Levsky-Spartak posing with the trophy – their 12th title. The strength of the team was its constancy: Staykov last; Gaydarsky – Zhechev – Ivkov – Aladzov in defnce; Stoyanov – Pavlov – Panov in midfield; and Vesselinov – Milanov – Voynov in attack. The left winger Mitkov normally came in the second half, providing variety, for Voynov moved to his usual right wing position when Mitkov stepped in. The reserves were experienced and strong players – Biser Mikhaylov (goalkeeper), Todorov (defense), Tzvetkov (centre forward). At least that was the case in the fall. The rest of the squad was rarely used and mostly in the spring. With the exception of Todorov everybody else of the above played at one or another time for the national team.

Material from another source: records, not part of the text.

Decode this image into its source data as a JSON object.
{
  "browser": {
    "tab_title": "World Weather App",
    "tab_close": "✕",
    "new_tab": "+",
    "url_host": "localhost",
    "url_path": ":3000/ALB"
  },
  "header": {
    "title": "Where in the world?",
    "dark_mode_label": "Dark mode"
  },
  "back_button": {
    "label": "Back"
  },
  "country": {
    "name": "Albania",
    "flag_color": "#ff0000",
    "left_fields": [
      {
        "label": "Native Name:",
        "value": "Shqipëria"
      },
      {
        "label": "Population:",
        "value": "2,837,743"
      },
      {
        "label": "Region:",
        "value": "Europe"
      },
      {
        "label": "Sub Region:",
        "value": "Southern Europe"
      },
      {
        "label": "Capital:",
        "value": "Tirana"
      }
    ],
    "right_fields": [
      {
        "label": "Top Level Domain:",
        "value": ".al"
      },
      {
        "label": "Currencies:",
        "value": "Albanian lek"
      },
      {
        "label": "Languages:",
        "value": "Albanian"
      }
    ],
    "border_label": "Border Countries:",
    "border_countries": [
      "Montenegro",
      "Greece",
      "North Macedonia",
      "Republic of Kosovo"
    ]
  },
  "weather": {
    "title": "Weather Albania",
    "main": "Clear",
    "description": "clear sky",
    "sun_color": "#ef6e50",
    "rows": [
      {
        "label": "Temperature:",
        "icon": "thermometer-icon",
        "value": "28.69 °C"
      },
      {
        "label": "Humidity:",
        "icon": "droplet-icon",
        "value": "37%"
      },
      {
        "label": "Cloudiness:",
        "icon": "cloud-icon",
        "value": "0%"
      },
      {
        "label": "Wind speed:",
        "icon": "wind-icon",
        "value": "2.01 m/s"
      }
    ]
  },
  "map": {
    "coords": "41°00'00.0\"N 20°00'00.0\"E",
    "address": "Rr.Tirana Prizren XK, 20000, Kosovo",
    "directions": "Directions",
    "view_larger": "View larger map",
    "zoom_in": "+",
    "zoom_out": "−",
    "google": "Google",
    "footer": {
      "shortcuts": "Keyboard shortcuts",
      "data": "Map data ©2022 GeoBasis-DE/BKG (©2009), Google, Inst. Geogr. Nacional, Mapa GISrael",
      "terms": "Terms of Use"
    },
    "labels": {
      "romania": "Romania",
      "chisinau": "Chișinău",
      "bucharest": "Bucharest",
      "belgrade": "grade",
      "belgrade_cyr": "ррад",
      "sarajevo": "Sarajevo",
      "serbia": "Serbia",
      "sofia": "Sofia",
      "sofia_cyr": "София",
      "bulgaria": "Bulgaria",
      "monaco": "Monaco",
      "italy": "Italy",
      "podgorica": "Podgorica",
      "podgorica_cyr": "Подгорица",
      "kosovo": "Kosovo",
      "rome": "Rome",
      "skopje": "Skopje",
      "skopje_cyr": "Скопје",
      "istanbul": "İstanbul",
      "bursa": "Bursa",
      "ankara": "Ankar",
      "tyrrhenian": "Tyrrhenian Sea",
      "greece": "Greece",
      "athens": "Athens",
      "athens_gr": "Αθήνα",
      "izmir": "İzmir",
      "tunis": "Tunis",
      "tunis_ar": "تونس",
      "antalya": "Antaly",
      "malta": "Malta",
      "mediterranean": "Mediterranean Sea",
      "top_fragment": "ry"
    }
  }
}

The Cup final was played unusually late – in August, just before the beginning of the new season – because of the World Cup. Thus, the selections were those for 1974-75 season, CSKA particularly introducing new players. CSKA and Levsky-Spartak met and CSKA won 2-1 in extra time. The regular time produced 1-1 tie. It was small consolation for CSKA – the ‘silver’ generation was over the hill and the so far cosmetic changes of the squad did not hide the problems of an aging team.